PRINCIPAL BUILDING: Repton Hall, formerly Brentry Hill, later Brentry House, (1802, extended c1840, listed Grade II) was built in the Greek revival style to the designs of Humphry Repton and his son, John Adey Repton, Humphry Repton wrote of the house, which sits on a low eminence flanked by trees, that “few houses have been built with more attention to the situation and circumstances of the place than the villa at Brentry (Repton, 1803)." In the mid-C19 the house was enlarged from the original modest symmetrical three-bay villa built by Repton. This enlargement added the two additional bays on the south front, the loggia on the west front and the orangery to the east. The original design can still be clearly seen as the core of the bigger house. The house was restored and converted to apartments in the early C21.
GARDENS AND PLEASURE GROUNDS: the only gardens at Royal Victoria Park are some C20 shrubberies with C19 ornamental trees south and south-west of the house, on the south side of the south drive. In the crook of the elbow formed by the southern drive, the land platforms may still be discerned of abandoned tennis courts and a former croquet ground.

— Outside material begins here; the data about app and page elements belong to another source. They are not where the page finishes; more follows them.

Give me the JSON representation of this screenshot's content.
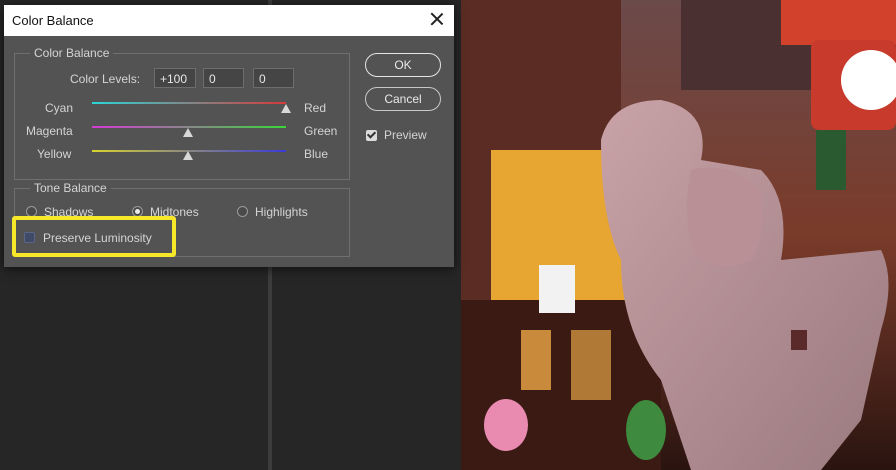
{
  "dialog": {
    "title": "Color Balance",
    "color_balance_group": "Color Balance",
    "color_levels_label": "Color Levels:",
    "color_levels": [
      "+100",
      "0",
      "0"
    ],
    "sliders": [
      {
        "left": "Cyan",
        "right": "Red",
        "value": 100
      },
      {
        "left": "Magenta",
        "right": "Green",
        "value": 0
      },
      {
        "left": "Yellow",
        "right": "Blue",
        "value": 0
      }
    ],
    "tone_balance_group": "Tone Balance",
    "tones": [
      "Shadows",
      "Midtones",
      "Highlights"
    ],
    "selected_tone": "Midtones",
    "preserve_luminosity": {
      "label": "Preserve Luminosity",
      "checked": false
    },
    "ok_label": "OK",
    "cancel_label": "Cancel",
    "preview": {
      "label": "Preview",
      "checked": true
    }
  },
  "colors": {
    "highlight": "#f7e82a",
    "dialog_bg": "#535353"
  }
}
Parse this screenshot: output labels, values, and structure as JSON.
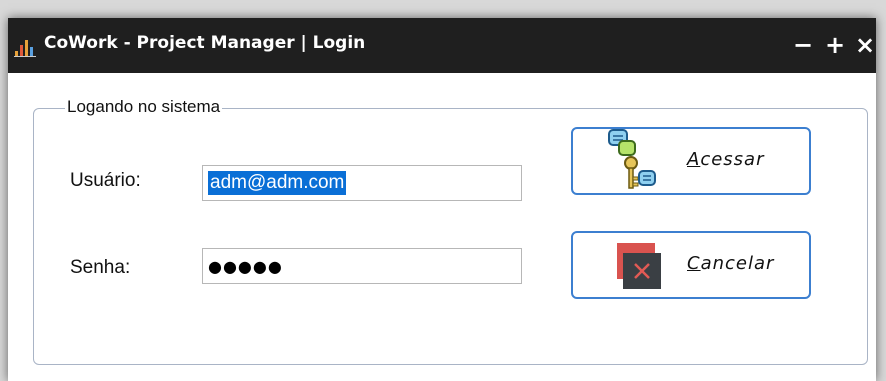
{
  "window": {
    "title": "CoWork - Project Manager | Login",
    "app_icon": "bar-chart-icon",
    "controls": {
      "minimize": "−",
      "maximize": "+",
      "close": "×"
    }
  },
  "form": {
    "group_label": "Logando no sistema",
    "username": {
      "label": "Usuário:",
      "value": "adm@adm.com"
    },
    "password": {
      "label": "Senha:",
      "masked_value": "●●●●●"
    }
  },
  "buttons": {
    "acessar": {
      "mnemonic": "A",
      "rest": "cessar",
      "icon": "keys-icon"
    },
    "cancelar": {
      "mnemonic": "C",
      "rest": "ancelar",
      "icon": "cancel-icon"
    }
  },
  "colors": {
    "titlebar": "#1f1f1f",
    "button_border": "#3c7fd0",
    "selection": "#0a6fd6",
    "cancel_red": "#d9534f"
  }
}
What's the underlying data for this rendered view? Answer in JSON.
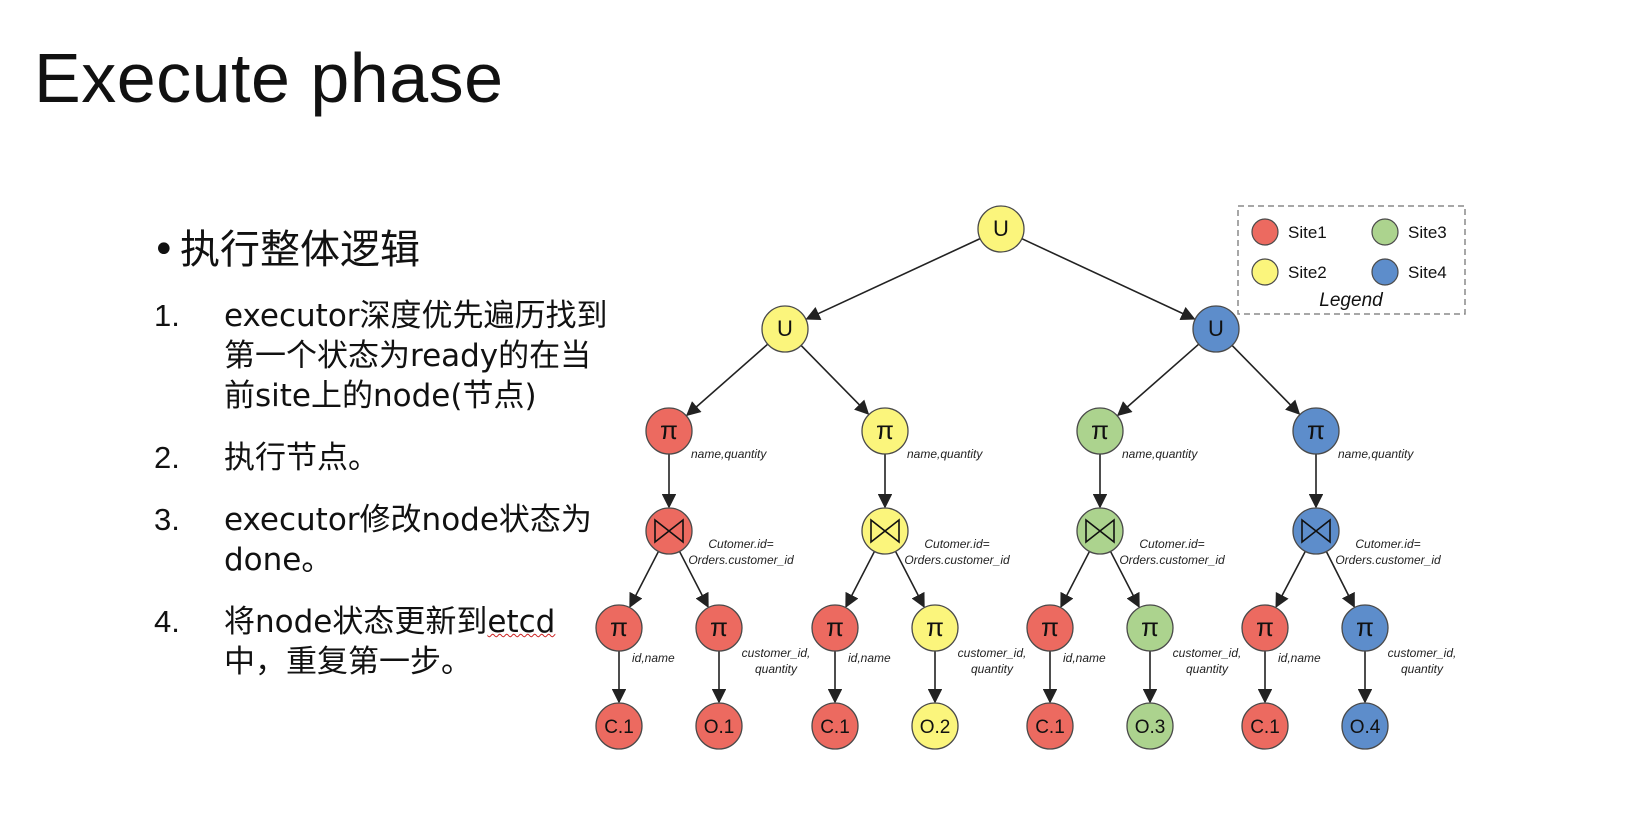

Nothing else remains visible of the historic gardens and pleasure grounds. The site of the above ground grotto depicted in Peacock’s Polite Repository (1805) has not been previously located, though the orientation of the house shows that it stood adjacent to the southern drive.
THE PARK: the parkland slopes steeply away from the house to the west and north, and gently to the south, the remainder of the site being flat. There is a small wood in the triangle of land north of the junction of Passage Road and Charlton Road and a dense woodland belt which forms the north boundary of the park. Mature oak, lime and beech trees remain in the perimeter belts and some fine C19 specimens survive close to the house. Elsewhere the planting is from mid-to late C20 and unrelated to any earlier design in its location and species composition. The fences and ha-ha visible on the OS 25” to 1 mile 1st edition published in 1881, suggests that virtually the entire site was used for grazing. The only areas from which grazing was excluded were the perimeter tree belts along Passage Road; the belt of trees to the north; the drives; the ornamental planting along the ridge leading to the house and its immediate environs; and a triangular area of trees, possibly an orchard, in the east of the park. The extent of the park has been reduced by C20 and C21 developments, leaving only the areas south and west of the house intact. The remaining parkland has been replanted to the layout shown on the 1881 OS map under a section 106 planning agreement.
KITCHEN GARDEN: the walled kitchen garden is located east of, and adjacent to, the house. It was incorporated into the hospital buildings but remained in use throughout the institutional use of the property. In the early C21 it was set out as gardens for the apartments created in the house.